§ WORK TO BE COMPLETED: In the records that come next, find every line with "heart". Return those lines.

-*-

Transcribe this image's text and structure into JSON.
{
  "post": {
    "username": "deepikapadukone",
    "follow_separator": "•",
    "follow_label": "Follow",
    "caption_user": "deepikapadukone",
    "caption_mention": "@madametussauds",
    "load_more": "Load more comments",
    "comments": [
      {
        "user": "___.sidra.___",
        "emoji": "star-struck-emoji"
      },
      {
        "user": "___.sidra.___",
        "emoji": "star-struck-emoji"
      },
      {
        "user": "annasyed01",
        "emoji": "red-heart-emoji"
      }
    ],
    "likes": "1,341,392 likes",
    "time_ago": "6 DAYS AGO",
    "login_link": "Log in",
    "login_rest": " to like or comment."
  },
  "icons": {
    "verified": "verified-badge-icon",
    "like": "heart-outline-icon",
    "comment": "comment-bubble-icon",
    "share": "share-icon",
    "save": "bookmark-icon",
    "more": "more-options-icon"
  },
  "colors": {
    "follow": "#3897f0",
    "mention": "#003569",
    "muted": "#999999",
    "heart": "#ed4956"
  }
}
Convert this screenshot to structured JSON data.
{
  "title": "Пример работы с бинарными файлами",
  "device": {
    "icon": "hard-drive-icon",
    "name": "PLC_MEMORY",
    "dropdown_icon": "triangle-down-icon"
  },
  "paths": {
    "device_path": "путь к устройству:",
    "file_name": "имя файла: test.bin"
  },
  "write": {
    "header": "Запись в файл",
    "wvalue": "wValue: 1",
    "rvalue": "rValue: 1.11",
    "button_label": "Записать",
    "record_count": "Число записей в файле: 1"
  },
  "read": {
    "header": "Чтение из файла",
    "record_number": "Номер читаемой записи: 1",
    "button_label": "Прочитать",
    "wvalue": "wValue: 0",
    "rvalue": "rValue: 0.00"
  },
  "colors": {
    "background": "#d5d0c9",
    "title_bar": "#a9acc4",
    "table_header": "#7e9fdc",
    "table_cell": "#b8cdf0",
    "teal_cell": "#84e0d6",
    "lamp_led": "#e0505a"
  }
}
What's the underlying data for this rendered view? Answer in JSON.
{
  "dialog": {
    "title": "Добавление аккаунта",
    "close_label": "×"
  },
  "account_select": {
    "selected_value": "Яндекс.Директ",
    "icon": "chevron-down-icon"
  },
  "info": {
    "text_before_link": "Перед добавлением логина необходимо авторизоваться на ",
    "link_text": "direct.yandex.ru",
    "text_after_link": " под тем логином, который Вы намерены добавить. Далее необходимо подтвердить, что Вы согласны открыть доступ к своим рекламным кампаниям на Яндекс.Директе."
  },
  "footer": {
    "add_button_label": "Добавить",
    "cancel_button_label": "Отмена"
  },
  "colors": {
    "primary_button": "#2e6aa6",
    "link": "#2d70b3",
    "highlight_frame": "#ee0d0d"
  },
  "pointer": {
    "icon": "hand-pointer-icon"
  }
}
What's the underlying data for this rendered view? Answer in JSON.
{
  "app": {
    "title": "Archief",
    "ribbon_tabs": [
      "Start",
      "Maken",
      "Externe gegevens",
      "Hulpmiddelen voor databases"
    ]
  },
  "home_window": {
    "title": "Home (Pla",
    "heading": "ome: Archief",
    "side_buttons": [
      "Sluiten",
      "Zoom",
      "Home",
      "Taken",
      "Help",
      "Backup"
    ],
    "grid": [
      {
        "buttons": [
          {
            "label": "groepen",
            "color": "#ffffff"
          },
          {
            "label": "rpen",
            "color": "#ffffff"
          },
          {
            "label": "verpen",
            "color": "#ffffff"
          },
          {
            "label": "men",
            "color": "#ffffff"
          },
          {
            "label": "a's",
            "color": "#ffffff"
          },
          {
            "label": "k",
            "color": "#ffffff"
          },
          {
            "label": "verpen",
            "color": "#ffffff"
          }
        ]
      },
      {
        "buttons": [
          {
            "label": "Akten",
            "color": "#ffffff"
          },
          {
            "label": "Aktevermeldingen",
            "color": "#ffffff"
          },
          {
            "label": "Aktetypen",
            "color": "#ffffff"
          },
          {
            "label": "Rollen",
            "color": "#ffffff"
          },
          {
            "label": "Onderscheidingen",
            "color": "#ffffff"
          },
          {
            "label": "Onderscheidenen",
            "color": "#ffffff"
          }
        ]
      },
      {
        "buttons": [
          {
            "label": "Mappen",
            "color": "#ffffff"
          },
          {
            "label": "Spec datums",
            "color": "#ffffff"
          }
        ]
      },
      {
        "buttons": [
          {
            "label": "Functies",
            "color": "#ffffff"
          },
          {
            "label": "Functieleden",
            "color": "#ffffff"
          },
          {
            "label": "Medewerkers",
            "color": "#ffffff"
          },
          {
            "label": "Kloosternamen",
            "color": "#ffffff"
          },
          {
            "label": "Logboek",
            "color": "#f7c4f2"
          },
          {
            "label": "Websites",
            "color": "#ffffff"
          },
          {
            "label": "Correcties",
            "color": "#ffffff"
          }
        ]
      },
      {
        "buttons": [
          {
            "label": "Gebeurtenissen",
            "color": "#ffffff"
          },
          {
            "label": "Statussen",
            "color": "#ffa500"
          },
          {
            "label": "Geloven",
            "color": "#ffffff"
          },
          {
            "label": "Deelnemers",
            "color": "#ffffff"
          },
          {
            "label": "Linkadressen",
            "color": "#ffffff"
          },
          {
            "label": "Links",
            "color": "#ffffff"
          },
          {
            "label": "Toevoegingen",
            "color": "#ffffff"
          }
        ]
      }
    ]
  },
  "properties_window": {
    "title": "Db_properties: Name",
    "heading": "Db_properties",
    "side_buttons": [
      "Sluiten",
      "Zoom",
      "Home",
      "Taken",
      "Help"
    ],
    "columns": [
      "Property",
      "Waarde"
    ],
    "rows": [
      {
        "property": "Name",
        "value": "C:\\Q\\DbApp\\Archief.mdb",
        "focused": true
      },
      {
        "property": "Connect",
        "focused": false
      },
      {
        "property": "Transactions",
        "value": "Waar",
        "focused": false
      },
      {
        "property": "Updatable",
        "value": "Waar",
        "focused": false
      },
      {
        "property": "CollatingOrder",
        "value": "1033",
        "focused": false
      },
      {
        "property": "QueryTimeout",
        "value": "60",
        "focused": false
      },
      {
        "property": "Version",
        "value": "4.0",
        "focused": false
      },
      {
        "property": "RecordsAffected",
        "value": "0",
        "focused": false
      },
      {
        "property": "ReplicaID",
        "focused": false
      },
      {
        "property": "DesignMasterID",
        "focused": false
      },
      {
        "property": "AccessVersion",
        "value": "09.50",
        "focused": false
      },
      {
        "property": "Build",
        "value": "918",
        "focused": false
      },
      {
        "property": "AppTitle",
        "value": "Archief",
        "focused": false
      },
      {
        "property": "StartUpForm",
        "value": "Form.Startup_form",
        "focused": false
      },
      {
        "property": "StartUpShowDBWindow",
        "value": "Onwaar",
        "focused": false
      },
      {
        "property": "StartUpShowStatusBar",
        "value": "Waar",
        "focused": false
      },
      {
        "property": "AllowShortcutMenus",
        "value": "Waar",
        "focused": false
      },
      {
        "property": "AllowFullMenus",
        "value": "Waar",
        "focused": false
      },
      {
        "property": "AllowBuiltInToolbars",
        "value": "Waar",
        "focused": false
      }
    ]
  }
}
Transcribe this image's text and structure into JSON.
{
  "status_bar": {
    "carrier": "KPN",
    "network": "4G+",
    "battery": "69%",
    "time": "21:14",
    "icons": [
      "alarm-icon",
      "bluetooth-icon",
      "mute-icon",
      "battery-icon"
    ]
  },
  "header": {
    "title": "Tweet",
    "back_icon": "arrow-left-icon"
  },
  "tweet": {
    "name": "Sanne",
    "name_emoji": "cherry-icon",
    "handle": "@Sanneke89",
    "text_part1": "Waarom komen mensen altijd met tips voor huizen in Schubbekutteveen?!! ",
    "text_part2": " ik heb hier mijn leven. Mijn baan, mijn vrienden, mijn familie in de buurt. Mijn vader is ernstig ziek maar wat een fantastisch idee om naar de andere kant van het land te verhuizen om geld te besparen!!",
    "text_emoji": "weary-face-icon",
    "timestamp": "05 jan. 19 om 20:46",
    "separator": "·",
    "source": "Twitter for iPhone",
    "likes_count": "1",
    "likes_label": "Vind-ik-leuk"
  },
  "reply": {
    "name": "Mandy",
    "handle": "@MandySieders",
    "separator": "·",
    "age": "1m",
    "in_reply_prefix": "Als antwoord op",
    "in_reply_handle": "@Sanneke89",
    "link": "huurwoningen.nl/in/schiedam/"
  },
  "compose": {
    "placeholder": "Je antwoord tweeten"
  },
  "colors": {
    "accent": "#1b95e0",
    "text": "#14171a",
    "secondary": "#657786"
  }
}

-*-

§ RESULT:
        "emoji": "red-heart-emoji"
    "like": "heart-outline-icon",
    "heart": "#ed4956"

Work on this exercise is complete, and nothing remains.